-------- Data --------
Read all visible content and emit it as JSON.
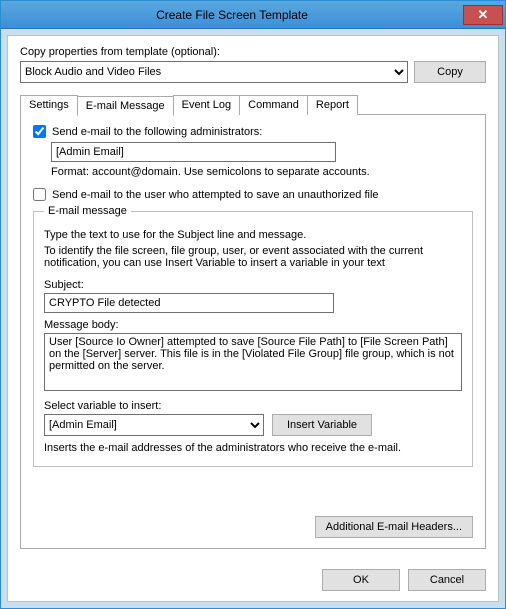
{
  "window": {
    "title": "Create File Screen Template"
  },
  "copy": {
    "label": "Copy properties from template (optional):",
    "selected": "Block Audio and Video Files",
    "copy_button": "Copy"
  },
  "tabs": {
    "settings": "Settings",
    "email": "E-mail Message",
    "eventlog": "Event Log",
    "command": "Command",
    "report": "Report"
  },
  "email": {
    "admin_checkbox_label": "Send e-mail to the following administrators:",
    "admin_value": "[Admin Email]",
    "format_note": "Format: account@domain. Use semicolons to separate accounts.",
    "user_checkbox_label": "Send e-mail to the user who attempted to save an unauthorized file",
    "message_group": "E-mail message",
    "message_instruction": "Type the text to use for the Subject line and message.",
    "message_hint": "To identify the file screen, file group, user, or event associated with the current notification, you can use Insert Variable to insert a variable in your text",
    "subject_label": "Subject:",
    "subject_value": "CRYPTO File detected",
    "body_label": "Message body:",
    "body_value": "User [Source Io Owner] attempted to save [Source File Path] to [File Screen Path] on the [Server] server. This file is in the [Violated File Group] file group, which is not permitted on the server.",
    "variable_label": "Select variable to insert:",
    "variable_selected": "[Admin Email]",
    "insert_variable_button": "Insert Variable",
    "variable_desc": "Inserts the e-mail addresses of the administrators who receive the e-mail.",
    "additional_headers_button": "Additional E-mail Headers..."
  },
  "buttons": {
    "ok": "OK",
    "cancel": "Cancel"
  }
}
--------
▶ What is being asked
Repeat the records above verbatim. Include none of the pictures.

▶ Response below
Read all visible content and emit it as JSON.
{
  "window": {
    "title": "Create File Screen Template"
  },
  "copy": {
    "label": "Copy properties from template (optional):",
    "selected": "Block Audio and Video Files",
    "copy_button": "Copy"
  },
  "tabs": {
    "settings": "Settings",
    "email": "E-mail Message",
    "eventlog": "Event Log",
    "command": "Command",
    "report": "Report"
  },
  "email": {
    "admin_checkbox_label": "Send e-mail to the following administrators:",
    "admin_value": "[Admin Email]",
    "format_note": "Format: account@domain. Use semicolons to separate accounts.",
    "user_checkbox_label": "Send e-mail to the user who attempted to save an unauthorized file",
    "message_group": "E-mail message",
    "message_instruction": "Type the text to use for the Subject line and message.",
    "message_hint": "To identify the file screen, file group, user, or event associated with the current notification, you can use Insert Variable to insert a variable in your text",
    "subject_label": "Subject:",
    "subject_value": "CRYPTO File detected",
    "body_label": "Message body:",
    "body_value": "User [Source Io Owner] attempted to save [Source File Path] to [File Screen Path] on the [Server] server. This file is in the [Violated File Group] file group, which is not permitted on the server.",
    "variable_label": "Select variable to insert:",
    "variable_selected": "[Admin Email]",
    "insert_variable_button": "Insert Variable",
    "variable_desc": "Inserts the e-mail addresses of the administrators who receive the e-mail.",
    "additional_headers_button": "Additional E-mail Headers..."
  },
  "buttons": {
    "ok": "OK",
    "cancel": "Cancel"
  }
}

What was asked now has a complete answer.